- This overview of finances for college students may be a good place to start getting a handle on the big picture of their finances, but students may wish to avoid the quiz at the end to preserve their digital privacy.
- The Money Spot is a program supported by the VCU School of Business which provides free peer-to-peer coaching on financial issues from a VCU Finance major. Call (804) 827-0174 or email The Money Spot to make an appointment. Offices are open 10-4 M-F in Hibbs 211.
- The Office of Financial Aid manages all monetary support for students of History from within VCU. This office determines the allocation of federal financial aid, some university-wide scholarships, and federal work-study positions.
- The Department of History offers scholarships and awards. Applications for these awards are typically collected early in the Spring semester, and all History majors are encouraged to apply.
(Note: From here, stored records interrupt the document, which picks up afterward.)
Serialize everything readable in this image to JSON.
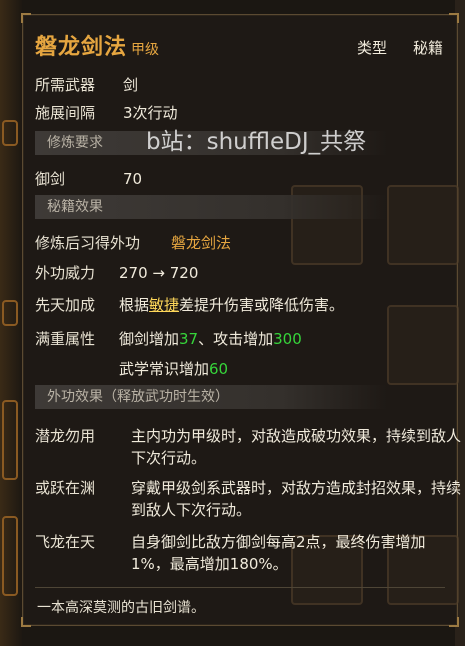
{
  "tooltip": {
    "title": "磐龙剑法",
    "grade": "甲级",
    "type_label": "类型",
    "type_value": "秘籍",
    "stats": {
      "weapon_label": "所需武器",
      "weapon_value": "剑",
      "interval_label": "施展间隔",
      "interval_value": "3次行动"
    },
    "sections": {
      "training": "修炼要求",
      "scroll_effect": "秘籍效果",
      "external_effect": "外功效果（释放武功时生效）"
    },
    "training": {
      "sword_label": "御剑",
      "sword_value": "70"
    },
    "scroll": {
      "learn_label": "修炼后习得外功",
      "learn_value": "磐龙剑法",
      "power_label": "外功威力",
      "power_value": "270 → 720",
      "innate_label": "先天加成",
      "innate_pre": "根据",
      "innate_hl": "敏捷",
      "innate_post": "差提升伤害或降低伤害。",
      "full_label": "满重属性",
      "full_line1_a": "御剑增加 ",
      "full_line1_b": "37",
      "full_line1_c": "、攻击增加 ",
      "full_line1_d": "300",
      "full_line2_a": "武学常识增加 ",
      "full_line2_b": "60"
    },
    "effects": [
      {
        "name": "潜龙勿用",
        "desc": "主内功为甲级时，对敌造成破功效果，持续到敌人下次行动。"
      },
      {
        "name": "或跃在渊",
        "desc": "穿戴甲级剑系武器时，对敌方造成封招效果，持续到敌人下次行动。"
      },
      {
        "name": "飞龙在天",
        "desc": "自身御剑比敌方御剑每高2点，最终伤害增加1%，最高增加180%。"
      }
    ],
    "flavor": "一本高深莫测的古旧剑谱。"
  },
  "watermark": "b站：shuffleDJ_共祭",
  "colors": {
    "gold": "#e6a640",
    "green": "#36d43a",
    "panel_bg": "#1e1a16"
  }
}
- RamPantry, a food bank for VCU students, may be of help to students facing immediate financial challenges.
Many VCU students balance a paid job with their studies in order to offset the costs of their education. We suggest the following employment advertising sites for students who might be seeking part-time work:
- VCU's employment listings
- Handshake, which handles work-study positions for students, as well as other employment at VCU.
Bargain-hunting for books:
Books required for coursework have increasingly imposed a significant cost on students, but that cost can often be lessened by seeking out used copies via online retailers. This is an especially good strategy for those who may need to spread out the expenditure, as the local bookstores tend not to keep books on hand beyond about the third or fourth week of the semester. (Still, it is wise to give yourself as much lead time as possible to acquire books before you need them!). Students may wish to seek out used copies from the following vendors:
Older publications which are out of copyright (and often critical to historians!) might also be available in digital scan for free use; some collections which are pertinent here are: